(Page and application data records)
[Start of Attachment]

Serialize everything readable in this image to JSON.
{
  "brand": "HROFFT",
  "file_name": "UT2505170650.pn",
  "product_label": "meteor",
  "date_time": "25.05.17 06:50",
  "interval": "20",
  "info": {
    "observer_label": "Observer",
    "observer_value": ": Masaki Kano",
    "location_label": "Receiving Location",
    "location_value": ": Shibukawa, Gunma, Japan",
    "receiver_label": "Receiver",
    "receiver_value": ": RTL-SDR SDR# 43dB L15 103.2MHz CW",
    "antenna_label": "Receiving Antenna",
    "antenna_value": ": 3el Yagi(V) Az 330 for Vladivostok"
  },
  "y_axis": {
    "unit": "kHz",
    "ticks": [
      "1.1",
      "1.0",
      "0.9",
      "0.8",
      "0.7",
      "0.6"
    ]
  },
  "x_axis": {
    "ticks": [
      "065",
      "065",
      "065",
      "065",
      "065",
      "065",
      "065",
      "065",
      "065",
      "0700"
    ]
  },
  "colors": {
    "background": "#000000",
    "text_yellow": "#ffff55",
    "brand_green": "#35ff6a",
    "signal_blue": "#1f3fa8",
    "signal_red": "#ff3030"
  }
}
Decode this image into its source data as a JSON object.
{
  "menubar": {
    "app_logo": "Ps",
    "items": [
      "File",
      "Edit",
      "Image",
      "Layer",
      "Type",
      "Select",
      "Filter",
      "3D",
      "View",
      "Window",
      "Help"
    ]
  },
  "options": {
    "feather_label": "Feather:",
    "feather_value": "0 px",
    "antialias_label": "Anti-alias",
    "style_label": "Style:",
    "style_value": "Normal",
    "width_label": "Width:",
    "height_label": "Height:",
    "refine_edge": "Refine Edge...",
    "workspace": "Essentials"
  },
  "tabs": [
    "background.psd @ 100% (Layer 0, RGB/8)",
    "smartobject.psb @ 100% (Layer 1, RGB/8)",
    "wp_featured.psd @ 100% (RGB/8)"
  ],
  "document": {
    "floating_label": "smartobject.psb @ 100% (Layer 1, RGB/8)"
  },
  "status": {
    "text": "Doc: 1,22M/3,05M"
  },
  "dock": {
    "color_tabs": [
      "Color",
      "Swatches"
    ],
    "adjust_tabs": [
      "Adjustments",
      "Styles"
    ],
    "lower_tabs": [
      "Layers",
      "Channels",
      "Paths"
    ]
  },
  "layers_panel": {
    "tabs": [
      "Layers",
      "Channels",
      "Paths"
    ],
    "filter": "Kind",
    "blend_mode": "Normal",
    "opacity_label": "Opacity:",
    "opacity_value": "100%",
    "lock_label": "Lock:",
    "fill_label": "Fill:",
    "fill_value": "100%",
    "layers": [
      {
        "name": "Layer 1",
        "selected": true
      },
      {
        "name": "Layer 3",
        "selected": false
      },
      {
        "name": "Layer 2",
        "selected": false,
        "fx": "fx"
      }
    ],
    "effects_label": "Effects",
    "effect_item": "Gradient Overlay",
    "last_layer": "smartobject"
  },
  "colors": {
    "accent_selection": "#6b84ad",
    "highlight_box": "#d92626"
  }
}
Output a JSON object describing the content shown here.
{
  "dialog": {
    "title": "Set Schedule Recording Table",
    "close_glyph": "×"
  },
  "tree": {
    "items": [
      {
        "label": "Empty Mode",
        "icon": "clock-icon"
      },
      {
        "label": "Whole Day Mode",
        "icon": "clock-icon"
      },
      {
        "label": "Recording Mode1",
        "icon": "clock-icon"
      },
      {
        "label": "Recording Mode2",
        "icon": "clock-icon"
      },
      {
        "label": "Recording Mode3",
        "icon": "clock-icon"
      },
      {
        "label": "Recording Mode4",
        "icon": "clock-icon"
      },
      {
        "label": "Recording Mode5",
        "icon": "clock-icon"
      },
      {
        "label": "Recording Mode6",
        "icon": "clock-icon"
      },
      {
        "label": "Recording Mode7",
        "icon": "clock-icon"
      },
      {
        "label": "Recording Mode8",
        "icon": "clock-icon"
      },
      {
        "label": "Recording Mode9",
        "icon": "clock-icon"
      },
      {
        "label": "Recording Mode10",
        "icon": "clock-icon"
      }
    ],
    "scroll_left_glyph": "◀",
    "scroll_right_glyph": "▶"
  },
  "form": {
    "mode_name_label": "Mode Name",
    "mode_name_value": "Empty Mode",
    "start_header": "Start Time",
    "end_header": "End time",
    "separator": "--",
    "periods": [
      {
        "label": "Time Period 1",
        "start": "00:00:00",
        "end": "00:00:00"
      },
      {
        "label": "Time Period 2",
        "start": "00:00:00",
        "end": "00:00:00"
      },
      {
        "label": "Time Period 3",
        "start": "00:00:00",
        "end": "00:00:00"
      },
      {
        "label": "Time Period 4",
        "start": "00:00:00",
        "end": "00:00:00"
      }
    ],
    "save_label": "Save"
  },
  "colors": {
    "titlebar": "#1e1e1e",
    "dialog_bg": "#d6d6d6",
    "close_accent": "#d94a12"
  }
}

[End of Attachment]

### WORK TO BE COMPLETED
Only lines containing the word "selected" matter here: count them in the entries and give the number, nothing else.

### FINISHED EXERCISE
3